During the Big Game program on Channel One, Putin’s spokesman Dmitry Peskov spoke about the possible consequences of the withdrawal of the United States from the Treaty on the Elimination of Intermediate-Range and Shorter-Range Missiles (INF).
“The thing is that the withdrawal from the INF Treaty may potentially entail the deployment of short-and medium-range missiles in Europe, as was during the Cold War. The deployment of those missiles there and the possibility of them being aimed at Russia would lead to a situation in which Russia will have to target its missiles at them to create parity,” TASS quoted Peskov as saying. According to the press secretary, this is exactly what Vladimir Putin meant at the press conference on December 20.
At the press conference, Putin answered the question about the threat of nuclear war. Putin called the withdrawal of the United States from the INF Treaty a new attempt to start an arms race. At the same time, the president said that the Kremlin is not seeking any advantages for Russia. “We keep the balance and ensure our security,” he said.
On December 17, Sergei Karakaev, Commander of the Russian Strategic Missile Forces, said that the Russian military was considering the possible deployment of the US medium-range missiles in Europe. He said that, to respond to this situation, the Defense Ministry expects to receive up to 100 new types of weapons by 2018, including Yars stationary and mobile missile systems.
In October 2018, US President Donald Trump spoke about his intention to withdraw from the INF Treaty signed by Mikhail Gorbachev and Ronald Reagan in 1987. Washington states that this decision was due to the fact that Moscow develops missile systems that can launch a nuclear attack on European countries.
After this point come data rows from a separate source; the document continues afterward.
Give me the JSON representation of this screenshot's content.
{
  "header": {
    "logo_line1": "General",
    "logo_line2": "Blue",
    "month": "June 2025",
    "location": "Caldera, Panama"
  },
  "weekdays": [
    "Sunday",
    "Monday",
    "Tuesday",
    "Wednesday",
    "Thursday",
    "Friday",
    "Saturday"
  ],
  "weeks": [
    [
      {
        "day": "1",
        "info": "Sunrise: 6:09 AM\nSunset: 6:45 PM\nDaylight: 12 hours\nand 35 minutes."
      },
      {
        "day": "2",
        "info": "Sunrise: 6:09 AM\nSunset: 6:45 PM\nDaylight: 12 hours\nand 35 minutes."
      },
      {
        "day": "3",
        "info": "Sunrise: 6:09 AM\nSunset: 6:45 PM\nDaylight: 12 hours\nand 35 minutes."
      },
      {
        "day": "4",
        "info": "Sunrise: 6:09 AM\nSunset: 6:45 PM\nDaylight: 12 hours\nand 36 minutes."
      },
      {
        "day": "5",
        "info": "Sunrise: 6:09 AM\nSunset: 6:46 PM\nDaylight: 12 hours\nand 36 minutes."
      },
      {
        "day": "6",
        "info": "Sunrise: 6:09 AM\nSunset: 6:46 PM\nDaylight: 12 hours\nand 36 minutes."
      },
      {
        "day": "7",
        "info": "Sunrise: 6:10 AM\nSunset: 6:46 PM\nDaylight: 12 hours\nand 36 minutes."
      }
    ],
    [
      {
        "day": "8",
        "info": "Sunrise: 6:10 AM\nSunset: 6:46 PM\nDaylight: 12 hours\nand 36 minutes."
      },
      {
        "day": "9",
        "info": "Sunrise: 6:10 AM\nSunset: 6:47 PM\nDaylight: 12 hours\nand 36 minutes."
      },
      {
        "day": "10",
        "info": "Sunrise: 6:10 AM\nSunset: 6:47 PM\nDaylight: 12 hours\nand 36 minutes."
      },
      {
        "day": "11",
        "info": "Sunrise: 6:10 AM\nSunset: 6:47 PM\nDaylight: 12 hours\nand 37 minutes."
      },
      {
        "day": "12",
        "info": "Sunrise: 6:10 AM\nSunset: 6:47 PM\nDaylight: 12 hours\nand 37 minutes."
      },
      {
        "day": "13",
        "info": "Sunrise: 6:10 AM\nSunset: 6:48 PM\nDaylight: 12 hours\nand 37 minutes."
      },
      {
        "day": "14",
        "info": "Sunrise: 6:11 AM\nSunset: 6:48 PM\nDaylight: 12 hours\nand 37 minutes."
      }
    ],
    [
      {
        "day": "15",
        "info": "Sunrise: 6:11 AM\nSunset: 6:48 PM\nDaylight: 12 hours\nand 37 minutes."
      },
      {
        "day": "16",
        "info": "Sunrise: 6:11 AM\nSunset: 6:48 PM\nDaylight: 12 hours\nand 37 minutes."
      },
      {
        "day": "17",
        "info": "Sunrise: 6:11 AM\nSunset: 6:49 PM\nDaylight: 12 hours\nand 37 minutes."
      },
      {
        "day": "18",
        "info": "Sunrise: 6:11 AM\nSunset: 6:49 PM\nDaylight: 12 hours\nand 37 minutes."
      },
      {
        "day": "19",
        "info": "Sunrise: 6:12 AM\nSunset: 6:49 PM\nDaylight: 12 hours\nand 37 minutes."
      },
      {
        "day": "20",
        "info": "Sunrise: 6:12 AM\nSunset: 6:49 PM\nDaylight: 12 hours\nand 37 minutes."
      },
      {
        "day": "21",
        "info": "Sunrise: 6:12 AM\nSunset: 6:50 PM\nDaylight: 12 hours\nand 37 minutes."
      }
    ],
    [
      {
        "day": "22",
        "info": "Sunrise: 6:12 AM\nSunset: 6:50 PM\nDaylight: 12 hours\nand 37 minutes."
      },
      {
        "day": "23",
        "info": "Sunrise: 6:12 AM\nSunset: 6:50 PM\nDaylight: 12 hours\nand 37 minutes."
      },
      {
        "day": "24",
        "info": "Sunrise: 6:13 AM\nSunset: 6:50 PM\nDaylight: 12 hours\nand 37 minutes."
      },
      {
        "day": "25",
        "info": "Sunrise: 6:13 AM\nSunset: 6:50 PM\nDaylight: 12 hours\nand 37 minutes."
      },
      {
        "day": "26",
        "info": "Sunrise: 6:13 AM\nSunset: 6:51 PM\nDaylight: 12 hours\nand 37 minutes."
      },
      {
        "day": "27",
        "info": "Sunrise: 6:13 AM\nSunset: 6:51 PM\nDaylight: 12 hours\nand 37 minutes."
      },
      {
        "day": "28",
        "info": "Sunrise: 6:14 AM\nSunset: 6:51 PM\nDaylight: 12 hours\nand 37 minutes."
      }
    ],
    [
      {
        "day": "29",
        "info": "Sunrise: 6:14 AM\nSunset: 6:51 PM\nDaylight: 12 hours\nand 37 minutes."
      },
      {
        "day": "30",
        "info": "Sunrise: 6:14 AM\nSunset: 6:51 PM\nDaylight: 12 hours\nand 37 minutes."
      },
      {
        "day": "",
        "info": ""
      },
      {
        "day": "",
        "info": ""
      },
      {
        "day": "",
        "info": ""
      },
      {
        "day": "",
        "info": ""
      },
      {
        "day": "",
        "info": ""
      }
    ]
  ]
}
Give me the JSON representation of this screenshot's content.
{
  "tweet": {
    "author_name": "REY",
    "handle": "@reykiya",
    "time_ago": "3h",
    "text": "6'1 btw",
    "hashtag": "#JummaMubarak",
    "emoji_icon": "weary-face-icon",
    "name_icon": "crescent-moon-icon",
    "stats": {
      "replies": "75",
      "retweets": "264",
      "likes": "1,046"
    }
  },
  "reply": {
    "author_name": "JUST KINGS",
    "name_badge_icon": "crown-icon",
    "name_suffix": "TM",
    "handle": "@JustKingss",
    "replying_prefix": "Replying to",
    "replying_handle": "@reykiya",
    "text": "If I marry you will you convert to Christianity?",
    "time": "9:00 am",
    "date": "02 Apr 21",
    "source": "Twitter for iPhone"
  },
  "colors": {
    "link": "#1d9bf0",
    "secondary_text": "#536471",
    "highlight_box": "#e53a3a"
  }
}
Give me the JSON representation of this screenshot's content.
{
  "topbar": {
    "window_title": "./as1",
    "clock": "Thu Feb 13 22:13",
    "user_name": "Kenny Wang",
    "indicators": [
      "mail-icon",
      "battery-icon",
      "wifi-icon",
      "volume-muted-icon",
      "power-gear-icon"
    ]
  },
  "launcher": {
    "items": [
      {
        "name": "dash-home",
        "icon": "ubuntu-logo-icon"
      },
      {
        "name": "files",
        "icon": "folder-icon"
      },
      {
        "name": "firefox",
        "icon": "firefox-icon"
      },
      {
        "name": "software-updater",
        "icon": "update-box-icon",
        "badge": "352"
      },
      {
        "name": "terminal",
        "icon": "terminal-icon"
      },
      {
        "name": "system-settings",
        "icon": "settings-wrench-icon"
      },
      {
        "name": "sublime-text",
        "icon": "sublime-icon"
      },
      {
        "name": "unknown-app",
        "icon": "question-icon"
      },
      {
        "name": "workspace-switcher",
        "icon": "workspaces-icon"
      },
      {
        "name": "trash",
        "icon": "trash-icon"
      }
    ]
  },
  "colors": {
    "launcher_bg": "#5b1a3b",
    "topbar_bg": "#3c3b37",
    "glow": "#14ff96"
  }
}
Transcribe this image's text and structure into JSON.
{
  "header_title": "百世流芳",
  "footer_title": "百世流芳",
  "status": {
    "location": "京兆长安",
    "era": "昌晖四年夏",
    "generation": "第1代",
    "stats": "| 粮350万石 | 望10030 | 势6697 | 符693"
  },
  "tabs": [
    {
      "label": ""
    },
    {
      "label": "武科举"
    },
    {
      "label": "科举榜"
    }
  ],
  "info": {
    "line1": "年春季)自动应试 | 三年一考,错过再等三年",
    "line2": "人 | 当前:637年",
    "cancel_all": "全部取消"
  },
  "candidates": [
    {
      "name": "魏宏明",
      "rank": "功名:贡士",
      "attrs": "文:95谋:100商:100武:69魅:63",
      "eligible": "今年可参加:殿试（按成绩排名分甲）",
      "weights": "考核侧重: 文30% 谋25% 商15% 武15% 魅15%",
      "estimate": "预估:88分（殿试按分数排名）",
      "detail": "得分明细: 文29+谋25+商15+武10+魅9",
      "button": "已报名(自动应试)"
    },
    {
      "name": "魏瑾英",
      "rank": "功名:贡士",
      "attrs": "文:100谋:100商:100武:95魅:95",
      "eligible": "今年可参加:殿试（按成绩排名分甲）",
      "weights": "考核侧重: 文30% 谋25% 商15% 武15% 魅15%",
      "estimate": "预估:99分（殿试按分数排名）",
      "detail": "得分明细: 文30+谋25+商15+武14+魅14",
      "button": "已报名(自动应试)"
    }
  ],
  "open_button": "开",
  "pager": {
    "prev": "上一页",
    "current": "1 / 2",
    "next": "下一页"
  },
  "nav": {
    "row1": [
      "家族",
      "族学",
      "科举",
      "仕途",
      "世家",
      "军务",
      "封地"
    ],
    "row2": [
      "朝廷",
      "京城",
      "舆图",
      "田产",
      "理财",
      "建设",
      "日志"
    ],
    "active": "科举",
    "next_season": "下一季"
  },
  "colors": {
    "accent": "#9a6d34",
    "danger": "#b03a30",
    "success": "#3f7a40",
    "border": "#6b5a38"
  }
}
On December 4, US Secretary of State Mike Pompeo explained that the United States will stop following the provisions of the INF Treaty if Russia does not admit its violations and does not return to its obligations under the Treaty.